EDIT: I forgot to mention these parts. The E17 is a great little unit, I personally have it, however, if you don't need the extra connectivity, you should just go with the E07k instead. The extra price simply isn't worth it unless you need spdif, etc.

As for burn in, I would say ~100 hours will be where the sound would stop changing significantly. However, I have heard a good theory which states that the burn in process is more for the listener than it is for the gear. Meaning that you will adjust to the sound with time more than the gear adjusts the sound. So yeah, just listen to them regularly, and leave them playing whatever when not in use. I generally just leave them playing some of my techdeath, though pink noise or whatever should work just fine.
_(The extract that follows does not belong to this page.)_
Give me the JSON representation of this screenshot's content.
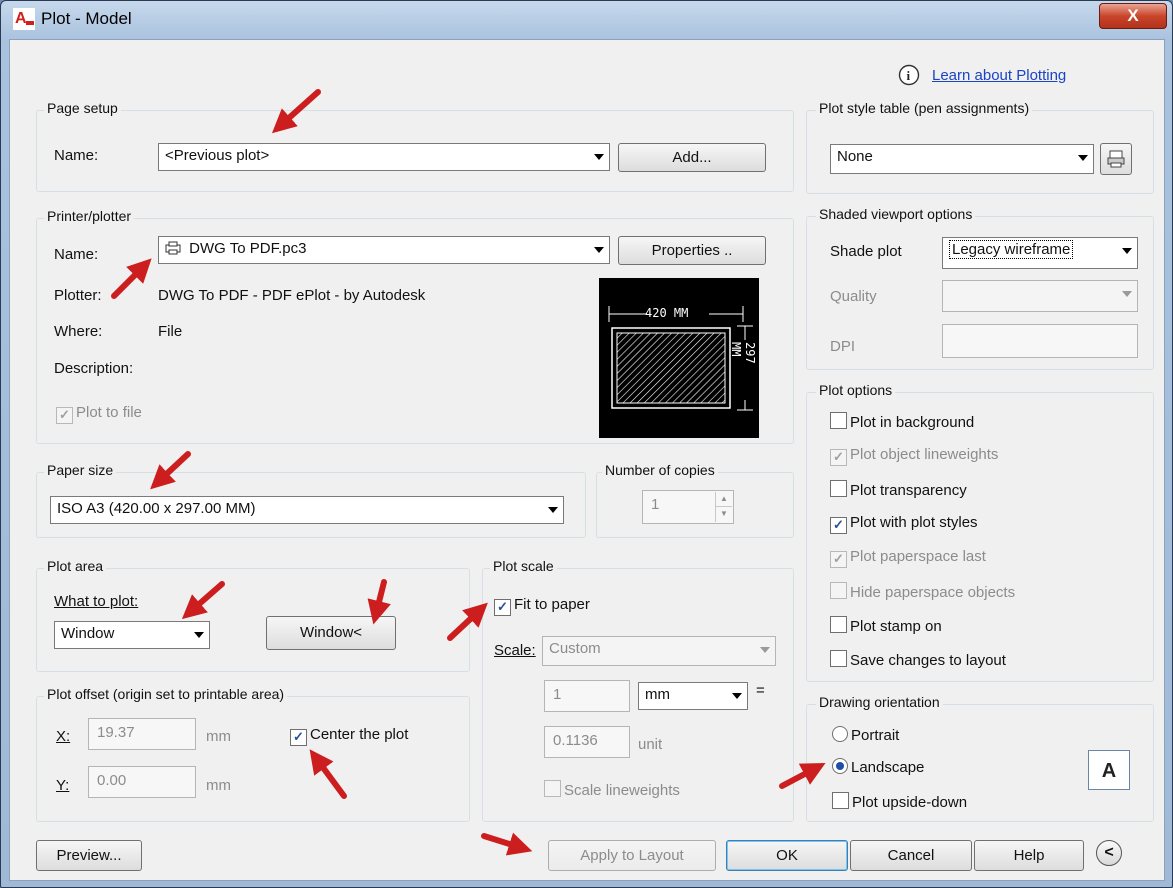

Where did you get a $50 O2 kit, if you don't mind me asking?

JDSLabs. They are typically $70. However, aside from the printed board (which you can get for $10 on JDSLabs), all of the parts are available from electronics retailers. I am guessing that you can buy all the parts yourself for less than $50. The O2 was originally designed to only cost ~$30-$40 in parts. Once I get down to it, I plan on making a mouser list of all the parts that come with the kit; partially so that I can see how much money I wasted, but also to see how much it would be to go closer to the source and order it all yourself. If I remember, I will make a post about it once I get around to it. Finals come first though.

Oooohhhh, ok.  I thought you meant you found an O2+ODAC kit for $50.  That threw me lol.  An O2 board and a quick trip to digikey I can see running $50 or less (excluding a case that is).

The eo7k looks awesome, I wanted to keep it below 100 bucks if possible so this looks like a great option. What is the difference between this and the e17? I liked the idea of it being portable and being able to take these to the library on occasion. What would the major disadvantages of this be compared to one of the other things you suggested? just a lack of power? 

If you want portability, the E07k and E17 both act as battery powered amps for use with a dap (portable player), but is also a dac/amp for use with a computer. The other solutions that I was talking about would be "better" by audiophile terms, but at this point, that isn't really what you need. Ease of use, portability, and a step up from mobo out is what you are looking at. Doing somehting like the UD120 + O2 would be a better solution, but less user friendly, bulkier, etc. The output power of the E07k isn't as high as the other options I mentioned, but it will be plenty for basically any headphones that you use (start getting into orthos and we will need to talk again).

As far as E07k vs E17, there is a bit more power in the E17 (not all that much, and either will be enough), and the E17 has a slightly better amp section (read as "slightly more detailed"), but overall, the features are largely the same aside from the connectivity of the E17. That is what the E17 is largely aimed at imo, connectivity. Toslink input, spdif input, etc. It is an E07k+ basically. Personally, I like the side buttons of the E07k better than the top buttons of the E17 (unless using it for desktop use, in which case I would prefer a knob).

IMO, the E17 is irrelevant now because of the E07k (unless you really want the connectivity options, which is why I bought it, actually). The price:performance is really good. It is a very compentant all in one solution for portable and desktop use. There are plenty of ways to upgrade after the fact if you decide to spend more money later on though. Audiophilia is a money pit, of that you can be sure.

This is in response to your post in the other thread.

You might find the new headphones to be harsh not so much because they are harsh (I'm NOT saying that they aren't), but becasue you aren't used to the sound signature yet. That happened to me with my first pair of decent headphones, a pair of Superlux HD662f. Burn in can affect you more than it affects the headphones themselves, so give it some time and become adjusted to the way that they sound. Once you do, you might find that everything else isn't quite harsh enough anymore. That is how it worked with me at least.